When people think of digitally stored data, they think of important information — personal records, finances, credit card numbers.
With regards to the the enterprise side, people think of stored accounts they manage and pertinent documents to deals brokered. But
digital storage can and, as was shown by the events of Sept. 11, should be used for any important data — including media
That’s what IBM Corp.
took into consideration Friday when it unveiled a pack of integrated storage hardware and software solutions for broadcasters, whereby they may
move from videotape production to digital computing operations.
IBM is doing it with a combination of high-end disk hardware, tape systems and supercomputing software to help old and new media
organizations store, retrieve and broadcast video and audio information faster, more efficiently and less expensively than
previously possible through video production.
Pat Toole, vice president of storage solutions for IBM, called storage a “pivotal piece of the digital media puzzle.”
“Growing consumer and corporate demand for audio and video content has created new demands as broadcasters strive to implement
digital computing environments that satisfy their data management needs,” Toole said.
Toole’s choice of words is interesting in itself, as the media industry has exhaustively covered the importance of having data

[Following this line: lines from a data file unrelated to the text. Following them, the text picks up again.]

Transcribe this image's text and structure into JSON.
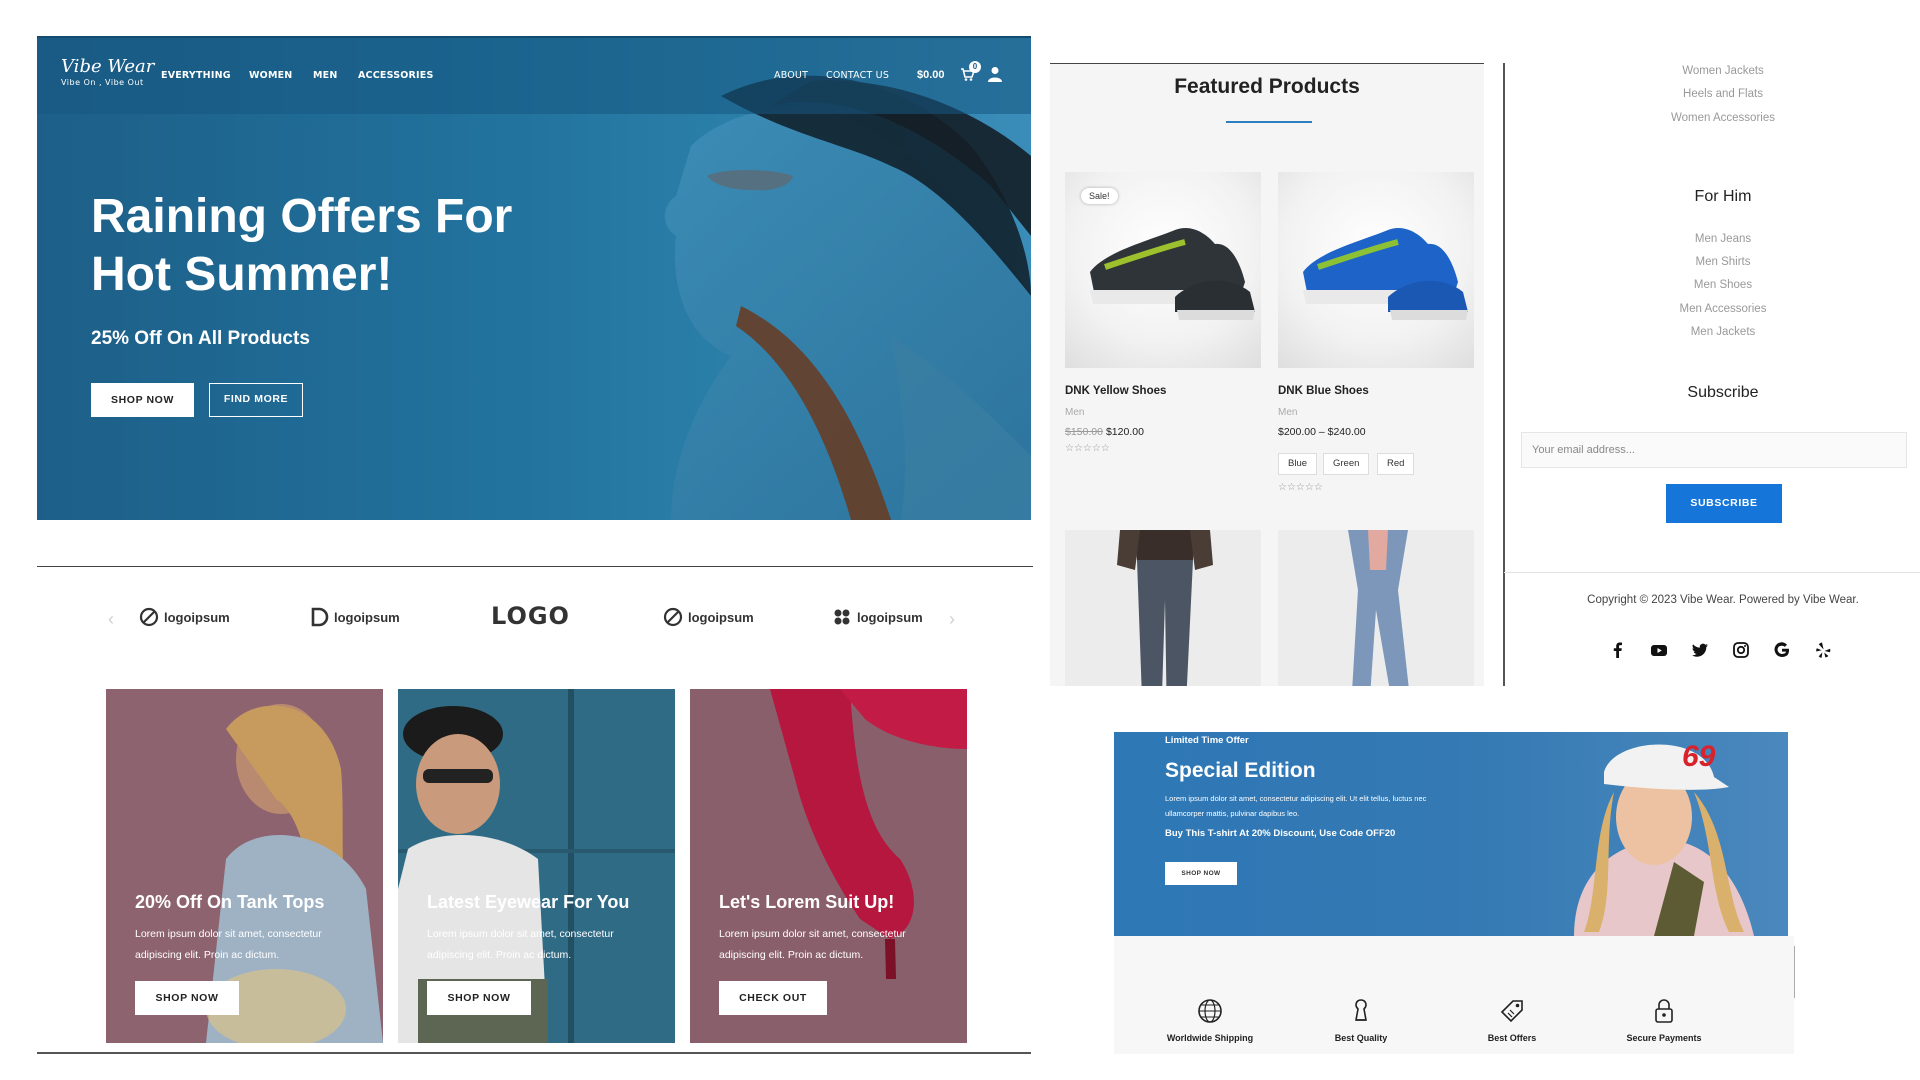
{
  "colors": {
    "hero_blue": "#21729d",
    "accent_blue": "#1575d8",
    "promo_mauve": "#8a5f6c",
    "promo_teal": "#2f6b85",
    "special_blue": "#3479b3"
  },
  "header": {
    "logo_name": "Vibe Wear",
    "logo_tagline": "Vibe On , Vibe Out",
    "nav_main": [
      "EVERYTHING",
      "WOMEN",
      "MEN",
      "ACCESSORIES"
    ],
    "nav_secondary": [
      "ABOUT",
      "CONTACT US"
    ],
    "cart_total": "$0.00",
    "cart_count": "0",
    "icons": [
      "cart-icon",
      "user-icon"
    ]
  },
  "hero": {
    "title": "Raining Offers For Hot Summer!",
    "subtitle": "25% Off On All Products",
    "primary_button": "SHOP NOW",
    "secondary_button": "FIND MORE"
  },
  "partners": {
    "logos": [
      "logoipsum",
      "logoipsum",
      "LOGO",
      "logoipsum",
      "logoipsum"
    ],
    "prev_arrow": "‹",
    "next_arrow": "›"
  },
  "promos": [
    {
      "title": "20% Off On Tank Tops",
      "text": "Lorem ipsum dolor sit amet, consectetur adipiscing elit. Proin ac dictum.",
      "button": "SHOP NOW"
    },
    {
      "title": "Latest Eyewear For You",
      "text": "Lorem ipsum dolor sit amet, consectetur adipiscing elit. Proin ac dictum.",
      "button": "SHOP NOW"
    },
    {
      "title": "Let's Lorem Suit Up!",
      "text": "Lorem ipsum dolor sit amet, consectetur adipiscing elit. Proin ac dictum.",
      "button": "CHECK OUT"
    }
  ],
  "featured": {
    "title": "Featured Products",
    "products": [
      {
        "name": "DNK Yellow Shoes",
        "category": "Men",
        "old_price": "$150.00",
        "price": "$120.00",
        "badge": "Sale!",
        "stars": "☆☆☆☆☆"
      },
      {
        "name": "DNK Blue Shoes",
        "category": "Men",
        "price": "$200.00 – $240.00",
        "stars": "☆☆☆☆☆",
        "swatches": [
          "Blue",
          "Green",
          "Red"
        ]
      }
    ]
  },
  "sidebar": {
    "women_links": [
      "Women Jackets",
      "Heels and Flats",
      "Women Accessories"
    ],
    "for_him_heading": "For Him",
    "men_links": [
      "Men Jeans",
      "Men Shirts",
      "Men Shoes",
      "Men Accessories",
      "Men Jackets"
    ],
    "subscribe_heading": "Subscribe",
    "email_placeholder": "Your email address...",
    "subscribe_button": "SUBSCRIBE",
    "copyright": "Copyright © 2023 Vibe Wear. Powered by Vibe Wear.",
    "social_icons": [
      "facebook-icon",
      "youtube-icon",
      "twitter-icon",
      "instagram-icon",
      "google-icon",
      "yelp-icon"
    ]
  },
  "special": {
    "eyebrow": "Limited Time Offer",
    "title": "Special Edition",
    "text": "Lorem ipsum dolor sit amet, consectetur adipiscing elit. Ut elit tellus, luctus nec ullamcorper mattis, pulvinar dapibus leo.",
    "code_line": "Buy This T-shirt At 20% Discount, Use Code OFF20",
    "button": "SHOP NOW",
    "cap_number": "69"
  },
  "features": [
    {
      "label": "Worldwide Shipping",
      "icon": "globe-icon"
    },
    {
      "label": "Best Quality",
      "icon": "quality-icon"
    },
    {
      "label": "Best Offers",
      "icon": "tag-icon"
    },
    {
      "label": "Secure Payments",
      "icon": "lock-icon"
    }
  ]
}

storage and backup since numerous IT firms sustained heavy infrastructure
losses last week.
With IBM’s solutions, it’s plausible to have broadcast content backed up on multiple computer systems for an easy feed to television
or radio. True, videotape may be backed up as well, but in the event of a catastrophe it’s easy to see why digitally piping stored
feeds is more convenient and cost-effective than hardware backups.
Big Blue’s new digital media storage solutions includes video storage, which combines advanced disk technology with supercomputing
software to deliver high bandwidth and scalability to large broadcasters converting videotape systems to digital storage data
IBM didn’t forget about the little guys either; it designed entry-level video storage for small to mid-level broadcasters,
as well as video security firms and others. In fact, Einstein.tv selected this offering to digitize, store and modify digital TV and
Also in the mix is a deal with Entertainment Tonight, which is converting more than 20 years of analog tape footage to digital tape
using IBM’s Linear Tape-Open TotalStorage product.
Not to leave audio out in the cold, IBM also has audio solutions optimized for audio storage, management and distribution needs of
radio stations, satellite-based audio networks, etc.